─── AVAILABLE DATA ───

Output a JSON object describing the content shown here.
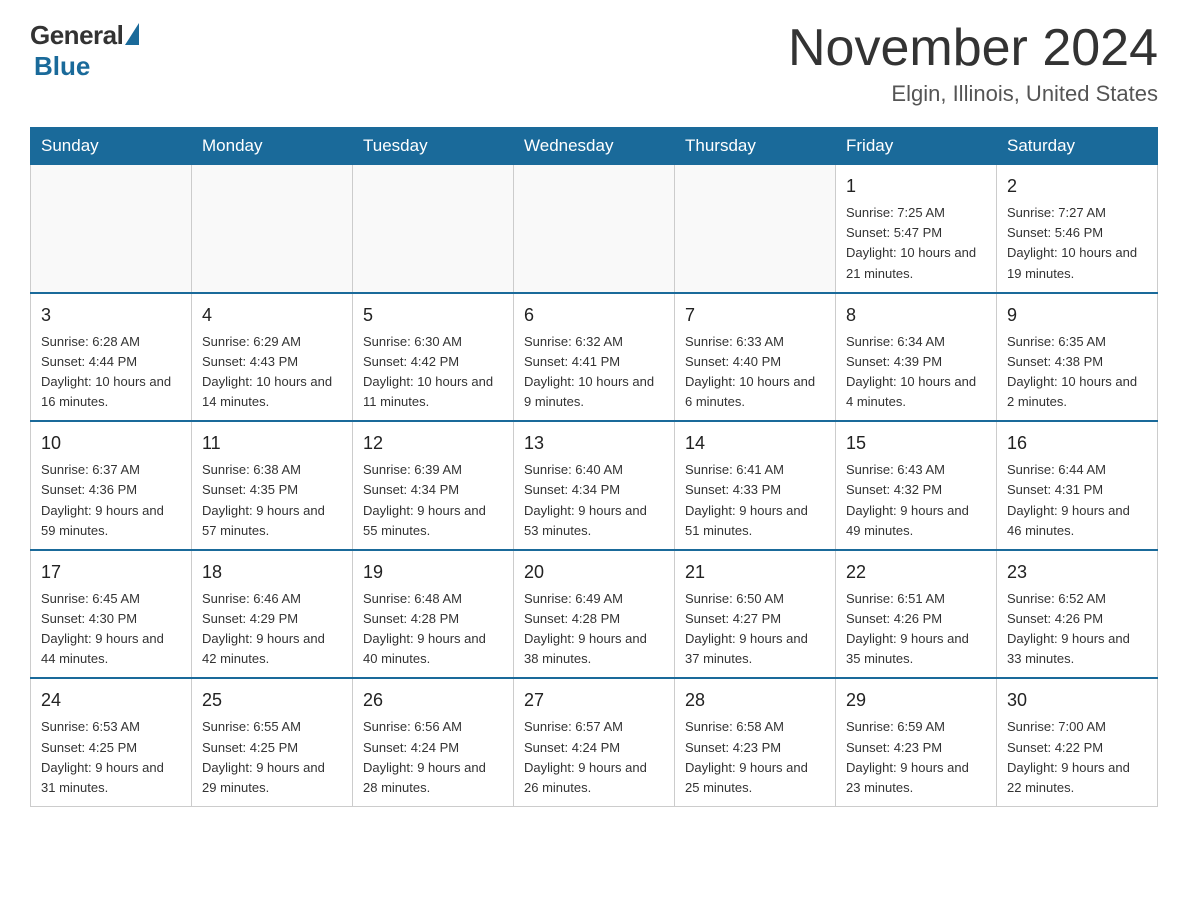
{
  "header": {
    "logo": {
      "general": "General",
      "blue": "Blue"
    },
    "title": "November 2024",
    "subtitle": "Elgin, Illinois, United States"
  },
  "days_of_week": [
    "Sunday",
    "Monday",
    "Tuesday",
    "Wednesday",
    "Thursday",
    "Friday",
    "Saturday"
  ],
  "weeks": [
    {
      "days": [
        {
          "num": "",
          "info": ""
        },
        {
          "num": "",
          "info": ""
        },
        {
          "num": "",
          "info": ""
        },
        {
          "num": "",
          "info": ""
        },
        {
          "num": "",
          "info": ""
        },
        {
          "num": "1",
          "info": "Sunrise: 7:25 AM\nSunset: 5:47 PM\nDaylight: 10 hours and 21 minutes."
        },
        {
          "num": "2",
          "info": "Sunrise: 7:27 AM\nSunset: 5:46 PM\nDaylight: 10 hours and 19 minutes."
        }
      ]
    },
    {
      "days": [
        {
          "num": "3",
          "info": "Sunrise: 6:28 AM\nSunset: 4:44 PM\nDaylight: 10 hours and 16 minutes."
        },
        {
          "num": "4",
          "info": "Sunrise: 6:29 AM\nSunset: 4:43 PM\nDaylight: 10 hours and 14 minutes."
        },
        {
          "num": "5",
          "info": "Sunrise: 6:30 AM\nSunset: 4:42 PM\nDaylight: 10 hours and 11 minutes."
        },
        {
          "num": "6",
          "info": "Sunrise: 6:32 AM\nSunset: 4:41 PM\nDaylight: 10 hours and 9 minutes."
        },
        {
          "num": "7",
          "info": "Sunrise: 6:33 AM\nSunset: 4:40 PM\nDaylight: 10 hours and 6 minutes."
        },
        {
          "num": "8",
          "info": "Sunrise: 6:34 AM\nSunset: 4:39 PM\nDaylight: 10 hours and 4 minutes."
        },
        {
          "num": "9",
          "info": "Sunrise: 6:35 AM\nSunset: 4:38 PM\nDaylight: 10 hours and 2 minutes."
        }
      ]
    },
    {
      "days": [
        {
          "num": "10",
          "info": "Sunrise: 6:37 AM\nSunset: 4:36 PM\nDaylight: 9 hours and 59 minutes."
        },
        {
          "num": "11",
          "info": "Sunrise: 6:38 AM\nSunset: 4:35 PM\nDaylight: 9 hours and 57 minutes."
        },
        {
          "num": "12",
          "info": "Sunrise: 6:39 AM\nSunset: 4:34 PM\nDaylight: 9 hours and 55 minutes."
        },
        {
          "num": "13",
          "info": "Sunrise: 6:40 AM\nSunset: 4:34 PM\nDaylight: 9 hours and 53 minutes."
        },
        {
          "num": "14",
          "info": "Sunrise: 6:41 AM\nSunset: 4:33 PM\nDaylight: 9 hours and 51 minutes."
        },
        {
          "num": "15",
          "info": "Sunrise: 6:43 AM\nSunset: 4:32 PM\nDaylight: 9 hours and 49 minutes."
        },
        {
          "num": "16",
          "info": "Sunrise: 6:44 AM\nSunset: 4:31 PM\nDaylight: 9 hours and 46 minutes."
        }
      ]
    },
    {
      "days": [
        {
          "num": "17",
          "info": "Sunrise: 6:45 AM\nSunset: 4:30 PM\nDaylight: 9 hours and 44 minutes."
        },
        {
          "num": "18",
          "info": "Sunrise: 6:46 AM\nSunset: 4:29 PM\nDaylight: 9 hours and 42 minutes."
        },
        {
          "num": "19",
          "info": "Sunrise: 6:48 AM\nSunset: 4:28 PM\nDaylight: 9 hours and 40 minutes."
        },
        {
          "num": "20",
          "info": "Sunrise: 6:49 AM\nSunset: 4:28 PM\nDaylight: 9 hours and 38 minutes."
        },
        {
          "num": "21",
          "info": "Sunrise: 6:50 AM\nSunset: 4:27 PM\nDaylight: 9 hours and 37 minutes."
        },
        {
          "num": "22",
          "info": "Sunrise: 6:51 AM\nSunset: 4:26 PM\nDaylight: 9 hours and 35 minutes."
        },
        {
          "num": "23",
          "info": "Sunrise: 6:52 AM\nSunset: 4:26 PM\nDaylight: 9 hours and 33 minutes."
        }
      ]
    },
    {
      "days": [
        {
          "num": "24",
          "info": "Sunrise: 6:53 AM\nSunset: 4:25 PM\nDaylight: 9 hours and 31 minutes."
        },
        {
          "num": "25",
          "info": "Sunrise: 6:55 AM\nSunset: 4:25 PM\nDaylight: 9 hours and 29 minutes."
        },
        {
          "num": "26",
          "info": "Sunrise: 6:56 AM\nSunset: 4:24 PM\nDaylight: 9 hours and 28 minutes."
        },
        {
          "num": "27",
          "info": "Sunrise: 6:57 AM\nSunset: 4:24 PM\nDaylight: 9 hours and 26 minutes."
        },
        {
          "num": "28",
          "info": "Sunrise: 6:58 AM\nSunset: 4:23 PM\nDaylight: 9 hours and 25 minutes."
        },
        {
          "num": "29",
          "info": "Sunrise: 6:59 AM\nSunset: 4:23 PM\nDaylight: 9 hours and 23 minutes."
        },
        {
          "num": "30",
          "info": "Sunrise: 7:00 AM\nSunset: 4:22 PM\nDaylight: 9 hours and 22 minutes."
        }
      ]
    }
  ]
}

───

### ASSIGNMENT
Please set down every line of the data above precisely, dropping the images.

### PROBLEM SOLUTION
Output a JSON object describing the content shown here.
{
  "header": {
    "logo": {
      "general": "General",
      "blue": "Blue"
    },
    "title": "November 2024",
    "subtitle": "Elgin, Illinois, United States"
  },
  "days_of_week": [
    "Sunday",
    "Monday",
    "Tuesday",
    "Wednesday",
    "Thursday",
    "Friday",
    "Saturday"
  ],
  "weeks": [
    {
      "days": [
        {
          "num": "",
          "info": ""
        },
        {
          "num": "",
          "info": ""
        },
        {
          "num": "",
          "info": ""
        },
        {
          "num": "",
          "info": ""
        },
        {
          "num": "",
          "info": ""
        },
        {
          "num": "1",
          "info": "Sunrise: 7:25 AM\nSunset: 5:47 PM\nDaylight: 10 hours and 21 minutes."
        },
        {
          "num": "2",
          "info": "Sunrise: 7:27 AM\nSunset: 5:46 PM\nDaylight: 10 hours and 19 minutes."
        }
      ]
    },
    {
      "days": [
        {
          "num": "3",
          "info": "Sunrise: 6:28 AM\nSunset: 4:44 PM\nDaylight: 10 hours and 16 minutes."
        },
        {
          "num": "4",
          "info": "Sunrise: 6:29 AM\nSunset: 4:43 PM\nDaylight: 10 hours and 14 minutes."
        },
        {
          "num": "5",
          "info": "Sunrise: 6:30 AM\nSunset: 4:42 PM\nDaylight: 10 hours and 11 minutes."
        },
        {
          "num": "6",
          "info": "Sunrise: 6:32 AM\nSunset: 4:41 PM\nDaylight: 10 hours and 9 minutes."
        },
        {
          "num": "7",
          "info": "Sunrise: 6:33 AM\nSunset: 4:40 PM\nDaylight: 10 hours and 6 minutes."
        },
        {
          "num": "8",
          "info": "Sunrise: 6:34 AM\nSunset: 4:39 PM\nDaylight: 10 hours and 4 minutes."
        },
        {
          "num": "9",
          "info": "Sunrise: 6:35 AM\nSunset: 4:38 PM\nDaylight: 10 hours and 2 minutes."
        }
      ]
    },
    {
      "days": [
        {
          "num": "10",
          "info": "Sunrise: 6:37 AM\nSunset: 4:36 PM\nDaylight: 9 hours and 59 minutes."
        },
        {
          "num": "11",
          "info": "Sunrise: 6:38 AM\nSunset: 4:35 PM\nDaylight: 9 hours and 57 minutes."
        },
        {
          "num": "12",
          "info": "Sunrise: 6:39 AM\nSunset: 4:34 PM\nDaylight: 9 hours and 55 minutes."
        },
        {
          "num": "13",
          "info": "Sunrise: 6:40 AM\nSunset: 4:34 PM\nDaylight: 9 hours and 53 minutes."
        },
        {
          "num": "14",
          "info": "Sunrise: 6:41 AM\nSunset: 4:33 PM\nDaylight: 9 hours and 51 minutes."
        },
        {
          "num": "15",
          "info": "Sunrise: 6:43 AM\nSunset: 4:32 PM\nDaylight: 9 hours and 49 minutes."
        },
        {
          "num": "16",
          "info": "Sunrise: 6:44 AM\nSunset: 4:31 PM\nDaylight: 9 hours and 46 minutes."
        }
      ]
    },
    {
      "days": [
        {
          "num": "17",
          "info": "Sunrise: 6:45 AM\nSunset: 4:30 PM\nDaylight: 9 hours and 44 minutes."
        },
        {
          "num": "18",
          "info": "Sunrise: 6:46 AM\nSunset: 4:29 PM\nDaylight: 9 hours and 42 minutes."
        },
        {
          "num": "19",
          "info": "Sunrise: 6:48 AM\nSunset: 4:28 PM\nDaylight: 9 hours and 40 minutes."
        },
        {
          "num": "20",
          "info": "Sunrise: 6:49 AM\nSunset: 4:28 PM\nDaylight: 9 hours and 38 minutes."
        },
        {
          "num": "21",
          "info": "Sunrise: 6:50 AM\nSunset: 4:27 PM\nDaylight: 9 hours and 37 minutes."
        },
        {
          "num": "22",
          "info": "Sunrise: 6:51 AM\nSunset: 4:26 PM\nDaylight: 9 hours and 35 minutes."
        },
        {
          "num": "23",
          "info": "Sunrise: 6:52 AM\nSunset: 4:26 PM\nDaylight: 9 hours and 33 minutes."
        }
      ]
    },
    {
      "days": [
        {
          "num": "24",
          "info": "Sunrise: 6:53 AM\nSunset: 4:25 PM\nDaylight: 9 hours and 31 minutes."
        },
        {
          "num": "25",
          "info": "Sunrise: 6:55 AM\nSunset: 4:25 PM\nDaylight: 9 hours and 29 minutes."
        },
        {
          "num": "26",
          "info": "Sunrise: 6:56 AM\nSunset: 4:24 PM\nDaylight: 9 hours and 28 minutes."
        },
        {
          "num": "27",
          "info": "Sunrise: 6:57 AM\nSunset: 4:24 PM\nDaylight: 9 hours and 26 minutes."
        },
        {
          "num": "28",
          "info": "Sunrise: 6:58 AM\nSunset: 4:23 PM\nDaylight: 9 hours and 25 minutes."
        },
        {
          "num": "29",
          "info": "Sunrise: 6:59 AM\nSunset: 4:23 PM\nDaylight: 9 hours and 23 minutes."
        },
        {
          "num": "30",
          "info": "Sunrise: 7:00 AM\nSunset: 4:22 PM\nDaylight: 9 hours and 22 minutes."
        }
      ]
    }
  ]
}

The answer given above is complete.